South Korea acknowledged yesterday that relations with North Korea would be difficult after the communist nation's missile tests, but said excessive international sanctions against Pyongyang wouldn't help resolve the impasse.
South Korean Unification Minister Lee Jong-seok said yesterday it was "very regrettable" that the North has suspended family reunions and asserted Seoul's right to refuse aid.
"South Korea's decision to suspend aid is not to join sanctions, but it was an independent judgment as North Korea aggravated the situation by not taking into account South Korea's concerns and position," Lee told reporters.
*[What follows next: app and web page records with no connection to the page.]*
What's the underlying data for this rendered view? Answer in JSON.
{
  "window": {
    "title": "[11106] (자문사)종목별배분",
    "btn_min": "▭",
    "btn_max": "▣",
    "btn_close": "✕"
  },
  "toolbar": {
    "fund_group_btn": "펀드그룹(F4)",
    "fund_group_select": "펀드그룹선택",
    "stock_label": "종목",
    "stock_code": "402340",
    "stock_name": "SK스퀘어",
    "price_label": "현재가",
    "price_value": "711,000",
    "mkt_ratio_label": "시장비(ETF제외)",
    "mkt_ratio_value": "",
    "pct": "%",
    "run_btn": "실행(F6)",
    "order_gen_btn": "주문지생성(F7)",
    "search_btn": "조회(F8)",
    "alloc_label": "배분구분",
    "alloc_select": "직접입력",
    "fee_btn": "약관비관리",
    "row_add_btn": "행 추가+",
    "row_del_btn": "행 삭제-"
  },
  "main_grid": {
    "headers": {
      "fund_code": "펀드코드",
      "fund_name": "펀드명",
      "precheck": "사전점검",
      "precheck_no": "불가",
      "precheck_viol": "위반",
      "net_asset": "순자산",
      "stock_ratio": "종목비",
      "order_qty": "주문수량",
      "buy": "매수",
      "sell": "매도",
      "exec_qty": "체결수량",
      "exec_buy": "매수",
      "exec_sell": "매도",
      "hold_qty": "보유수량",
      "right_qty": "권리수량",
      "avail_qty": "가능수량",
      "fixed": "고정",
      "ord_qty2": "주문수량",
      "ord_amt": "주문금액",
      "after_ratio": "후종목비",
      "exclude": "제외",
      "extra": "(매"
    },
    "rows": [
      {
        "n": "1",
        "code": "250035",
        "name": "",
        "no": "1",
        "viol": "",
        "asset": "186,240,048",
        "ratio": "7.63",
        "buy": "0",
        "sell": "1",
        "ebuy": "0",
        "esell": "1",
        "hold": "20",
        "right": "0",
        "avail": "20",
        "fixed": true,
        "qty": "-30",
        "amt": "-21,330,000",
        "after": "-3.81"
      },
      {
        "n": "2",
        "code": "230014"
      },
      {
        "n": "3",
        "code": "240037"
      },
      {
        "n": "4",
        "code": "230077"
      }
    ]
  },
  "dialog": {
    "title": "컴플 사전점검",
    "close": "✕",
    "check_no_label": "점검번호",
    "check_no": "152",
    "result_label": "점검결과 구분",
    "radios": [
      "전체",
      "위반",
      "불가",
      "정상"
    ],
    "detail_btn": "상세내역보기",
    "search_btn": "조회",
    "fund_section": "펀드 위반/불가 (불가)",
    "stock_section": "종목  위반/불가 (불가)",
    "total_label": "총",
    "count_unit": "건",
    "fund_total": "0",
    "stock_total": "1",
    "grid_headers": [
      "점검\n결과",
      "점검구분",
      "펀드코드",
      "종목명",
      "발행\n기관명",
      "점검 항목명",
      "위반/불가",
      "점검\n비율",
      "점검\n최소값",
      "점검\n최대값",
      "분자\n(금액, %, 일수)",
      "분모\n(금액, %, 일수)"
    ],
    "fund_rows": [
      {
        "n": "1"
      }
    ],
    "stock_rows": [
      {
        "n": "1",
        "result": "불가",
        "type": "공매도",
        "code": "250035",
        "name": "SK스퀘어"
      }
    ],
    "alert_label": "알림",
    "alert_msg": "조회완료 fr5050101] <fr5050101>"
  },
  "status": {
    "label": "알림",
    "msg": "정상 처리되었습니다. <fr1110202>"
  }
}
Lee reaffirmed that aid to the impoverished North won't be resumed until the current situation on the peninsula improves, acknowledging that "South-North relations will be difficult for a while."
The family reunions between relatives divided by the Korean War had been a key element of reconciliation efforts since the first-and-only summit between leaders of the North and South in 2000, bringing together more than 16,300 Koreans.
North Korea told the South Korean company spearheading business in the country to pull out workers by today from a construction site on a permanent reunion center at the North's Diamond Mountain resort, site of a tourism venture that foreign tourists can freely visit.
Hyundai Asan Corp said yesterday that some 130 workers were at the site.